Sunday, August 25, 2013

ASP.NET MVC 4 Recipes, by John Ciliberti

Book cover When I first opened the ASP.NET MVC 4 Recipes, by John Ciliberti I was amazed. It seemed to transcend the reference book and go into a sort of interactive path thing. You know interactive books, where you read the book and at certain points you get to choose what the characters do by going to read one page or another? This is what Recipes seemed to be. You get to a point where the author tells you which chapters to read and in which order based on your role in the organization. That is and will remain a wonderful concept and I would see more books steal it for themselves. However, the actual content of the book did not feel as great as its presentation, I am afraid to say. This is not to mean it is a bad book, only that I expected a lot more from it from reading its "mission statement". The book is Microsoft centric, obviously, but it says very clear that it will solve problems with Microsoft products as a rule. For example it favours KnockoutJS as a JavaScript framework. But that's not really annoying, though.

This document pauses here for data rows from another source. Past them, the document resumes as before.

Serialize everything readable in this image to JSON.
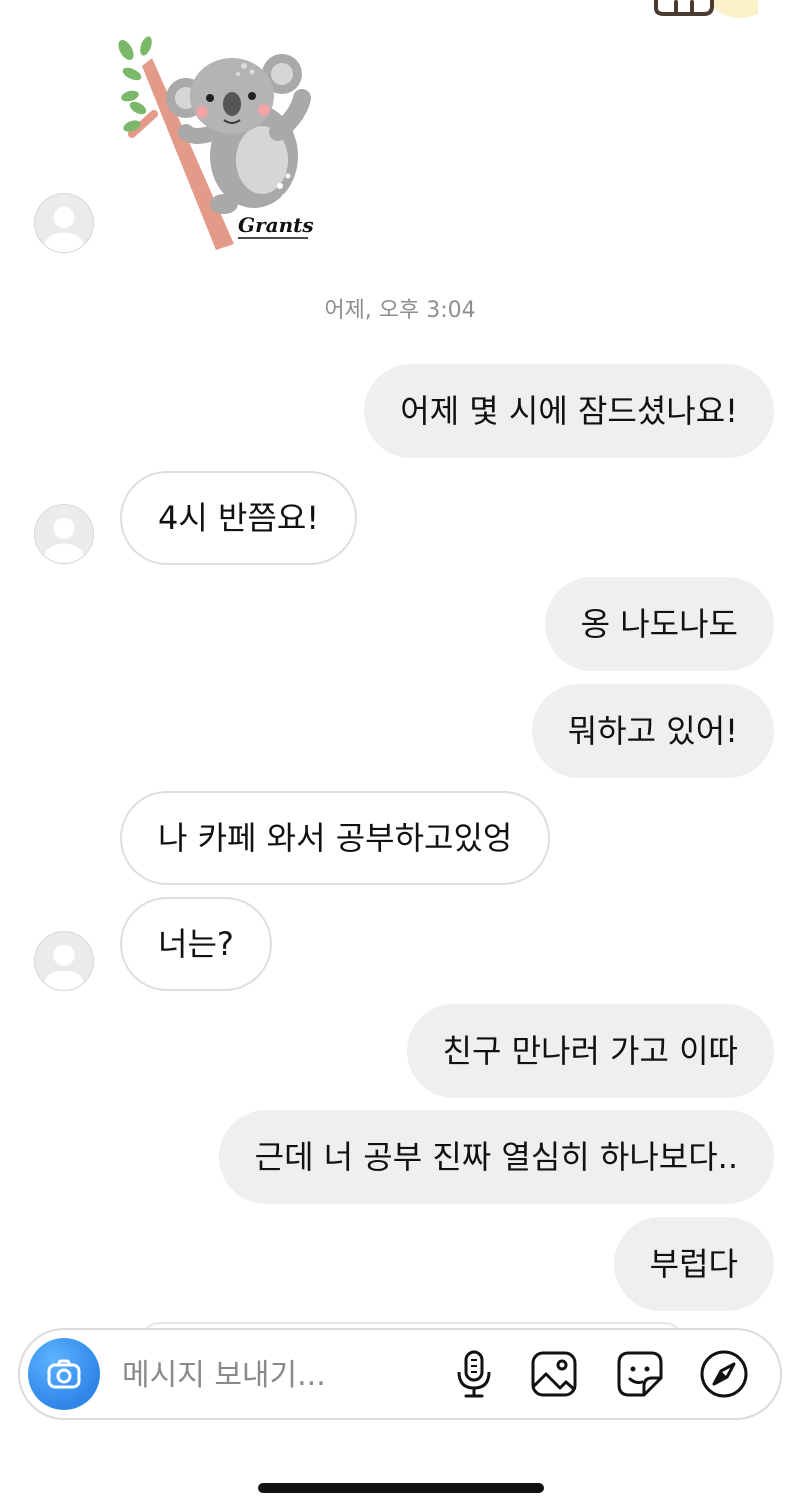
{
  "timestamp": "어제, 오후 3:04",
  "sticker": {
    "brand_text": "Grants"
  },
  "messages": [
    {
      "side": "out",
      "text": "어제 몇 시에 잠드셨나요!"
    },
    {
      "side": "in",
      "text": "4시 반쯤요!"
    },
    {
      "side": "out",
      "text": "옹 나도나도"
    },
    {
      "side": "out",
      "text": "뭐하고 있어!"
    },
    {
      "side": "in",
      "text": "나 카페 와서 공부하고있엉"
    },
    {
      "side": "in",
      "text": "너는?"
    },
    {
      "side": "out",
      "text": "친구 만나러 가고 이따"
    },
    {
      "side": "out",
      "text": "근데 너 공부 진짜 열심히 하나보다.."
    },
    {
      "side": "out",
      "text": "부럽다"
    }
  ],
  "composer": {
    "placeholder": "메시지 보내기...",
    "value": "",
    "icons": [
      "camera-icon",
      "microphone-icon",
      "gallery-icon",
      "sticker-icon",
      "explore-compass-icon"
    ]
  },
  "colors": {
    "outgoing_bubble": "#efefef",
    "incoming_border": "#dedede",
    "camera_button": "#3897f0",
    "timestamp_text": "#8e8e8e"
  }
}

I think what bothered me most was that the content was all over the place. There are some chapters in which there are specific problems. The problem is described, then the solution is provided. Very nice. But then there are some problems that are vague and general with a very specific solution, lending a lot of lines to some issues and moving past others in a hurry. Of course, I would have liked all of the problems to have their own book and that was impossible, but the compromise here did not feel as great; I thought some of the problems were not really something someone would have more than once, and sometimes never, so using the book as a reference helps only so much. Some examples of problems to be solved: You would like to begin working with ASP.NET MVC Framework, but you do not understand the MVC pattern and why it is beneficial. - why would you start reading an ASP.Net MVC book if you don't even understand the MVC pattern? You would google something first. Or: You have started using the new .NET asynchronous programming pattern and love its relative simplicity compared to other programming models. However, you would like to have a better understanding of the code generated by the compiler so that you can improve the designs of your asynchronous methods. So you jump from not knowing what MVC is to wanting to read IL. Maybe I am just mean, but it soon turned into a very hard to read book from jumping from one issue to another like that, from level to level. Not to mention some "loaded" problems that have a description several lines long in the form of "you have found that your company strategy sucks, because of 1,2 and 3, and you want 4,5 and 6 because 7,8 and 9". It doesn't sound like my problem at all :)

Bottom line: I have not started working with ASP.Net MVC, yet, nor do I believe that my first job with it would be as an architect, so I will have an opinion on how it works in real life in a few months, probably. The book seems useful now, but not the ASP.Net MVC start to end tutorial that I wanted when I started reading it, and maybe that is why I had such a critical eye for it.